Well. You all saw the hideousness that resulted. Wtf, indeed! Was it too stiff now from the extra lining? I punched in the shape 10 different ways to see if it would have been better floppy. No. I pulled it out to maximum puff. No. The shape is fucking weird! Why did they use this shape? It doesn’t look like anything in a portrait I can find. I mean, maybe there’s some weird-ass thing it’s trying to recreate ala Henry VIII-being-an-asshole, but this is certainly not representative of female Elizabethan loose gowns in my survey of the outfits. Not saying I’m the uber-expert, but I do know some stuff, and 20 some-odd portraits and the few extant items sure as hell don’t have stupid sleeves like this!
That was where I left it Sunday night, feeling like I wasted my whole weekend.
Monday, I woke up determined to fix this bastard. Cute little puffy sleeves were my goal. How about paned sleeves? That’s period, it’s attractive, and I could do them in the burgundy and black color scheme from The Stash. I drafted a pattern by 11am — purely from my own arm measurements and my own brain, thankyouverymuch! Good fit on the first try even. Cut out an inner lining of burgundy twill, a black satin puffy bit for the ‘slashings’, and strips of the burgundy damask for the panes.
Here’s where I had a problem: I was out of burgundy thread! Doh. The closest match was a hot pink or a bright red, neither of which really worked. How could I finish the edges of the panes without thread showing? Trim was the obvious answer, except that all those panes meant a whole lot of trim. Even stripping the trim off the bad sleeves and using the meager bits leftover, there wasn’t enough. Also, the black gimp was pretty wide and looked a bit visually heavy for the panes, imo. I wished I had more of the baby gimp that I’d used in layers on Thomas’ doublet. I knew the nearby Jo-Ann’s was out of that though, because I’d just been there on Saturday to buy more of the wide black gimp (why oh why did I not get more burgundy thread? no, I didn’t want to take the 2 hours of public transit time to go yet again!).
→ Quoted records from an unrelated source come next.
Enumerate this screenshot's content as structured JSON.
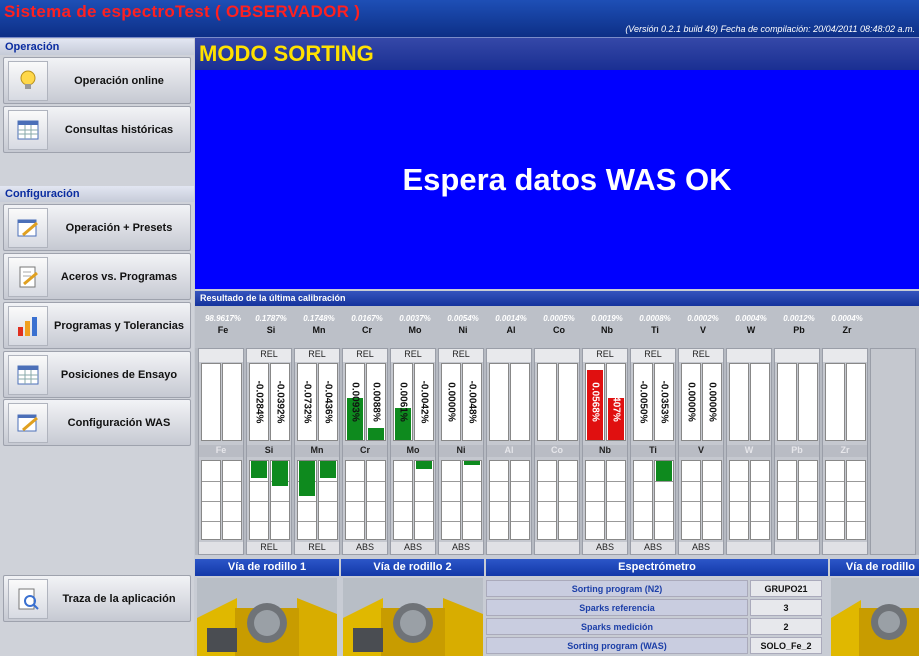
{
  "window": {
    "title": "Sistema de espectroTest ( OBSERVADOR )",
    "version": "(Versión 0.2.1 build 49) Fecha de compilación: 20/04/2011 08:48:02 a.m."
  },
  "sidebar": {
    "operacion_title": "Operación",
    "configuracion_title": "Configuración",
    "items": [
      {
        "label": "Operación online",
        "icon": "lightbulb-icon"
      },
      {
        "label": "Consultas históricas",
        "icon": "table-icon"
      },
      {
        "label": "Operación + Presets",
        "icon": "edit-form-icon"
      },
      {
        "label": "Aceros vs. Programas",
        "icon": "edit-document-icon"
      },
      {
        "label": "Programas y Tolerancias",
        "icon": "bar-chart-icon"
      },
      {
        "label": "Posiciones de Ensayo",
        "icon": "table-icon"
      },
      {
        "label": "Configuración WAS",
        "icon": "edit-form-icon"
      },
      {
        "label": "Traza de la aplicación",
        "icon": "magnifier-document-icon"
      }
    ]
  },
  "main": {
    "mode_title": "MODO SORTING",
    "message": "Espera datos WAS OK",
    "calibration_title": "Resultado de la última calibración",
    "calibration": [
      {
        "pct": "98.9617%",
        "el": "Fe"
      },
      {
        "pct": "0.1787%",
        "el": "Si"
      },
      {
        "pct": "0.1748%",
        "el": "Mn"
      },
      {
        "pct": "0.0167%",
        "el": "Cr"
      },
      {
        "pct": "0.0037%",
        "el": "Mo"
      },
      {
        "pct": "0.0054%",
        "el": "Ni"
      },
      {
        "pct": "0.0014%",
        "el": "Al"
      },
      {
        "pct": "0.0005%",
        "el": "Co"
      },
      {
        "pct": "0.0019%",
        "el": "Nb"
      },
      {
        "pct": "0.0008%",
        "el": "Ti"
      },
      {
        "pct": "0.0002%",
        "el": "V"
      },
      {
        "pct": "0.0004%",
        "el": "W"
      },
      {
        "pct": "0.0012%",
        "el": "Pb"
      },
      {
        "pct": "0.0004%",
        "el": "Zr"
      }
    ],
    "columns": [
      {
        "el": "Fe",
        "top": "",
        "bottom": "",
        "v1": "",
        "v2": "",
        "active": false,
        "c1": "",
        "c2": "",
        "f1": 0,
        "f2": 0,
        "d1": 0,
        "d2": 0
      },
      {
        "el": "Si",
        "top": "REL",
        "bottom": "REL",
        "v1": "-0.0284%",
        "v2": "-0.0392%",
        "active": true,
        "c1": "",
        "c2": "",
        "f1": 0,
        "f2": 0,
        "d1": 0.22,
        "d2": 0.32
      },
      {
        "el": "Mn",
        "top": "REL",
        "bottom": "REL",
        "v1": "-0.0732%",
        "v2": "-0.0436%",
        "active": true,
        "c1": "",
        "c2": "",
        "f1": 0,
        "f2": 0,
        "d1": 0.45,
        "d2": 0.22
      },
      {
        "el": "Cr",
        "top": "REL",
        "bottom": "ABS",
        "v1": "0.0093%",
        "v2": "0.0088%",
        "active": true,
        "c1": "green",
        "c2": "green",
        "f1": 0.55,
        "f2": 0.16,
        "d1": 0,
        "d2": 0
      },
      {
        "el": "Mo",
        "top": "REL",
        "bottom": "ABS",
        "v1": "0.0061%",
        "v2": "-0.0042%",
        "active": true,
        "c1": "green",
        "c2": "",
        "f1": 0.42,
        "f2": 0,
        "d1": 0,
        "d2": 0.1
      },
      {
        "el": "Ni",
        "top": "REL",
        "bottom": "ABS",
        "v1": "0.0000%",
        "v2": "-0.0048%",
        "active": true,
        "c1": "",
        "c2": "",
        "f1": 0,
        "f2": 0,
        "d1": 0,
        "d2": 0.05
      },
      {
        "el": "Al",
        "top": "",
        "bottom": "",
        "v1": "",
        "v2": "",
        "active": false,
        "c1": "",
        "c2": "",
        "f1": 0,
        "f2": 0,
        "d1": 0,
        "d2": 0
      },
      {
        "el": "Co",
        "top": "",
        "bottom": "",
        "v1": "",
        "v2": "",
        "active": false,
        "c1": "",
        "c2": "",
        "f1": 0,
        "f2": 0,
        "d1": 0,
        "d2": 0
      },
      {
        "el": "Nb",
        "top": "REL",
        "bottom": "ABS",
        "v1": "0.0568%",
        "v2": "0.0407%",
        "active": true,
        "c1": "red",
        "c2": "red",
        "f1": 0.92,
        "f2": 0.55,
        "d1": 0,
        "d2": 0
      },
      {
        "el": "Ti",
        "top": "REL",
        "bottom": "ABS",
        "v1": "-0.0050%",
        "v2": "-0.0353%",
        "active": true,
        "c1": "",
        "c2": "",
        "f1": 0,
        "f2": 0,
        "d1": 0,
        "d2": 0.25
      },
      {
        "el": "V",
        "top": "REL",
        "bottom": "ABS",
        "v1": "0.0000%",
        "v2": "0.0000%",
        "active": true,
        "c1": "",
        "c2": "",
        "f1": 0,
        "f2": 0,
        "d1": 0,
        "d2": 0
      },
      {
        "el": "W",
        "top": "",
        "bottom": "",
        "v1": "",
        "v2": "",
        "active": false,
        "c1": "",
        "c2": "",
        "f1": 0,
        "f2": 0,
        "d1": 0,
        "d2": 0
      },
      {
        "el": "Pb",
        "top": "",
        "bottom": "",
        "v1": "",
        "v2": "",
        "active": false,
        "c1": "",
        "c2": "",
        "f1": 0,
        "f2": 0,
        "d1": 0,
        "d2": 0
      },
      {
        "el": "Zr",
        "top": "",
        "bottom": "",
        "v1": "",
        "v2": "",
        "active": false,
        "c1": "",
        "c2": "",
        "f1": 0,
        "f2": 0,
        "d1": 0,
        "d2": 0
      }
    ],
    "bottom": {
      "via1": "Vía de rodillo 1",
      "via2": "Vía de rodillo 2",
      "espectrometro": "Espectrómetro",
      "via_right": "Vía de rodillo",
      "table": [
        {
          "k": "Sorting program (N2)",
          "v": "GRUPO21"
        },
        {
          "k": "Sparks referencia",
          "v": "3"
        },
        {
          "k": "Sparks medición",
          "v": "2"
        },
        {
          "k": "Sorting program (WAS)",
          "v": "SOLO_Fe_2"
        }
      ]
    }
  },
  "colors": {
    "accent_red": "#e01010",
    "ok_green": "#0e8a1e",
    "panel_blue": "#0000ff",
    "title_yellow": "#ffe100"
  }
}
I scoured The Stash, and all I came up with was 2 packs of pre-made black piping. Y’know, the kind that’s sold next to twill tape and pre-made bias. Not sure why I had it, but it just could work … except it wasn’t quite enough! Measured it all out and I was about a yard short! Omg, now I had to not only pipe something but *make* my own piping! Cue bad flashback to the Eugenie project, my first and presumably last attempt at piping. Horrors!
But wtf, I had black cotton, I had a whole spool of that cord you put at the center of piping, I had a mat and a roller cutting thingy. Yep, I made bias strips, sewed ’em together, and made my own fucking piping cord. And I piped both sides of each pane of those sleeves! Took hours, but I freakin’ did it.
After that, the sleeves went together easy-peasy. Gathered the black satin, laid the panes over it. Considered stuffing the satin, but it didn’t need it. Added a cuff of the burgundy damask on the bottom edge and trimmed that in the gimp and cord from the old sleeves to tie it together with the gown. Then hand-sewed the sleeves into the gown. Still want to put a line of gimp along the sleeve join for a last level of “finish.”
But yeah, them sleeves. Piece o’ work in more ways than one!
Oh and I still am not sure about the collar. The opening is too wide and it looks odd on me. May have to remove it and then add back the line of trim (for finish, again). I’d like to wear the gown with my suit of black ruffs, which is impossible with this ill-fitting collar. Would have been ideal with a properly fitted collar, but should be at least OK without any collar and just a collared shirt.
And I couldn’t get to making the skirt for this outfit at all since I had to spend an extra day on the &$(*#@)! sleeves. Hopefully the basic black wool skirt will actually just take me an hour or two as I oft say they do. Please don’t cue “famous last words” here…